C stands for core and strength. What makes that so important?

As you get older, maintaining your strength is harder and harder. It truly is a function of “use it or lose it.” Eventually, this leads to trouble getting up from a chair without using your arms and difficulty in doing household tasks and gardening. Lifting weights, taking classes in gentle yoga, using resistance bands, can all help improve strength.

Can people safely start doing strength exercises when they’re older and already have lost their muscle tone?

Yes! The good news is if you have already had a decrease in strength, you can build it back up again! Even people in their 90’s who exercise regularly show impressive gains in muscle strength. AND, strength training has the added benefit of helping to preserve memory! Strength and core exercises should be done for a minimum of 30 – 60 minutes, 2 days a week. Dr. Eckstrom advises, though, when doing weights or yoga, if you start feeling too sore or unbalanced, back off a bit.

S is for Stretching. So what are its benefits as we get older?

Flexibility gets harder and harder to maintain as one ages. Yet, doctors know that staying supple is a vital component to preserving your independence! As your joints get older, they stiffen up. Your muscles get less flexible, making it easier to be injured. Before long, it’s hard to turn your head to see behind you when you drive, or to get in and out of the car. When you lose flexibility, getting up in the morning can feel stiff and painful. Stretching is therefore essential, because flexibility is so easily lost as we age.
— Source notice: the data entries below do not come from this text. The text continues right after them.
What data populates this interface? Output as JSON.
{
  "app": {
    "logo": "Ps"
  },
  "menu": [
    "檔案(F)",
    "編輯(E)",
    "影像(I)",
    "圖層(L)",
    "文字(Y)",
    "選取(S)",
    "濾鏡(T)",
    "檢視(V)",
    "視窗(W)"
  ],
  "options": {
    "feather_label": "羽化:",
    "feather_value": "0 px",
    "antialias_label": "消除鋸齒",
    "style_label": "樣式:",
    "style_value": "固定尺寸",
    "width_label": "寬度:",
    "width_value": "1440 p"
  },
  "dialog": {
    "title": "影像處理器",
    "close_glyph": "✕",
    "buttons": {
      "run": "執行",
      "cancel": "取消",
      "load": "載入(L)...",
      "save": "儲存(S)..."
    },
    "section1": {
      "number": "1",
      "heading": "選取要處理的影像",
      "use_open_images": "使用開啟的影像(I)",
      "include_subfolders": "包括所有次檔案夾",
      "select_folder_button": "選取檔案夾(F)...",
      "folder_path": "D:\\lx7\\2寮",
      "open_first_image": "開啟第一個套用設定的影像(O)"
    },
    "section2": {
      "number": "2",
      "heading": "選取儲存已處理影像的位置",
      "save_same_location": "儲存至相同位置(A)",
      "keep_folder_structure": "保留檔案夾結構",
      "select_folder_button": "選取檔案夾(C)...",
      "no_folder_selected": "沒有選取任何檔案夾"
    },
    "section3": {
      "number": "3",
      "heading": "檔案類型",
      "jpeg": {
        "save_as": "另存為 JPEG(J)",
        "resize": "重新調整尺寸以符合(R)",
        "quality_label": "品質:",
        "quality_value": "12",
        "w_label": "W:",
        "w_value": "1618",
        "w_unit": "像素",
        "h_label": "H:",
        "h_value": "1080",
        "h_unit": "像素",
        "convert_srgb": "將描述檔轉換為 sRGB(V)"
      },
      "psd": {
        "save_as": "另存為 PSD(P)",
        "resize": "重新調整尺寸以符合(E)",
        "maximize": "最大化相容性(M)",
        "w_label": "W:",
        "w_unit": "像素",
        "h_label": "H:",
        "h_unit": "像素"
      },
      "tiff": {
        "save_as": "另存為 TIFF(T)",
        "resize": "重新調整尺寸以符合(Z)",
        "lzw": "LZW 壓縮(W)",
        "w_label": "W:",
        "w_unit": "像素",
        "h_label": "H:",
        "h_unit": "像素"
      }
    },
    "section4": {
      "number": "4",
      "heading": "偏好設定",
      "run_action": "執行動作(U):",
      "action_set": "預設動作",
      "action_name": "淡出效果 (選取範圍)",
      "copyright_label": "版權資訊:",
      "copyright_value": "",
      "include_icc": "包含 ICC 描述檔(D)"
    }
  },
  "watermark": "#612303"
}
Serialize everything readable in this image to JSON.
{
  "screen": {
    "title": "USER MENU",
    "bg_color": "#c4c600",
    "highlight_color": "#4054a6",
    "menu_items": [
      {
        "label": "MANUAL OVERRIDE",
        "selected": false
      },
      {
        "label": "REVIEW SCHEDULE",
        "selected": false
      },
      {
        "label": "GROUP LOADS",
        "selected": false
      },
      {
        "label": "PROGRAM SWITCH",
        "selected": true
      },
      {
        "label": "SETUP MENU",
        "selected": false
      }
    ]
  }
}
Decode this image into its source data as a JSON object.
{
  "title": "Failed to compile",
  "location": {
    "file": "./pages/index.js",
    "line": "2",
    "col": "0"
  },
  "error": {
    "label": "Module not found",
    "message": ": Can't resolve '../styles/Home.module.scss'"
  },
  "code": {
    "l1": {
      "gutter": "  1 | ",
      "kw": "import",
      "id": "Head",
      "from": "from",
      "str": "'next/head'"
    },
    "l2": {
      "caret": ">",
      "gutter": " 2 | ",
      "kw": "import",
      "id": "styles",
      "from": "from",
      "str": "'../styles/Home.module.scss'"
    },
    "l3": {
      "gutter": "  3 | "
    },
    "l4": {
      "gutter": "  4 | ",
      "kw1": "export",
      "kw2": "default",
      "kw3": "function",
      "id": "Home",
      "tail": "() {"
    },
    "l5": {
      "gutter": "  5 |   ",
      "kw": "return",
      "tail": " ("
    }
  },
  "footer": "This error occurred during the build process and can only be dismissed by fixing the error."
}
How often should we do stretching exercises if we want to remain flexible and what are good ways to remain flexible?

Doing yoga is a great way to gain flexibility. So is gentle stretching before and after aerobic exercise. Because it is so vital, Dr. Eckstrom advises we do some stretching every day of the week, even if only for 10 minutes.
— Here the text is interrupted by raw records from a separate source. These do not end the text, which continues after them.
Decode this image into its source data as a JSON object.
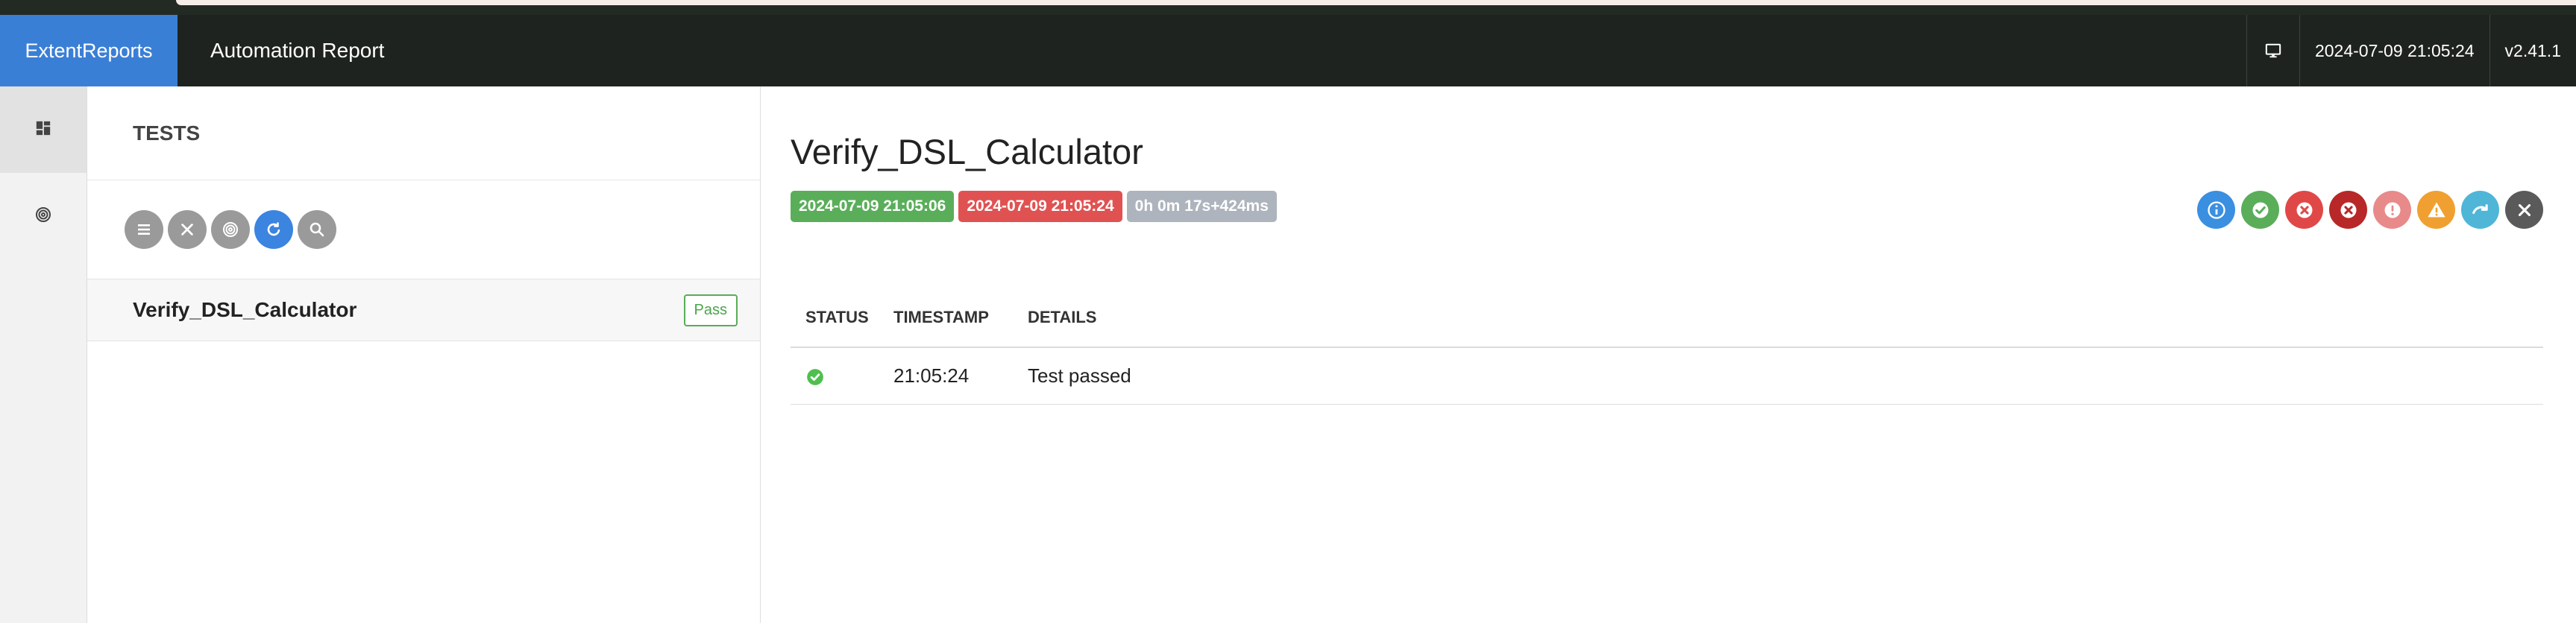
{
  "navbar": {
    "brand": "ExtentReports",
    "title": "Automation Report",
    "datetime": "2024-07-09 21:05:24",
    "version": "v2.41.1",
    "monitor_icon": "monitor-icon"
  },
  "sidenav": {
    "items": [
      {
        "icon": "dashboard-grid-icon",
        "active": true
      },
      {
        "icon": "fingerprint-icon",
        "active": false
      }
    ]
  },
  "tests_panel": {
    "header": "TESTS",
    "tools": [
      "list-icon",
      "close-icon",
      "fingerprint-icon",
      "refresh-icon",
      "search-icon"
    ],
    "tests": [
      {
        "name": "Verify_DSL_Calculator",
        "status": "Pass"
      }
    ]
  },
  "detail": {
    "title": "Verify_DSL_Calculator",
    "start_time": "2024-07-09 21:05:06",
    "end_time": "2024-07-09 21:05:24",
    "duration": "0h 0m 17s+424ms",
    "filters": [
      {
        "icon": "info-icon",
        "color": "#3b8fe0"
      },
      {
        "icon": "pass-icon",
        "color": "#5aae5a"
      },
      {
        "icon": "fail-icon",
        "color": "#e04848"
      },
      {
        "icon": "fatal-icon",
        "color": "#b82828"
      },
      {
        "icon": "error-icon",
        "color": "#e88a8a"
      },
      {
        "icon": "warning-icon",
        "color": "#f0a030"
      },
      {
        "icon": "skip-icon",
        "color": "#4fb6d8"
      },
      {
        "icon": "clear-icon",
        "color": "#5a5a5a"
      }
    ],
    "log": {
      "columns": [
        "STATUS",
        "TIMESTAMP",
        "DETAILS"
      ],
      "rows": [
        {
          "status": "pass",
          "timestamp": "21:05:24",
          "details": "Test passed"
        }
      ]
    }
  }
}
For a lot of people, though, it is hard to get motivated and stay motivated. What do you advise people to do?

That was my mom! She hated to exercise! But there are ways we worked to get her motivated and even begin enjoying it! One good way to get yourself going is to try out ONE THING you have done in the past and enjoyed. Another is, if you have a friend who exercises, ask whether you might join her. Another – my mom liked this – plan a lunch date twice a week with a friend that includes a 30 minute walk and a relaxing lunch afterward! Some people take an exercise class with their daughter or granddaughter! The main thing is: don’t give up.

The important thing is to find a class or exercise that is geared to your fitness level and that works for you! The key word here is fitness level, not age level. Some 80 year olds are more fit than many 40 or 50 year olds!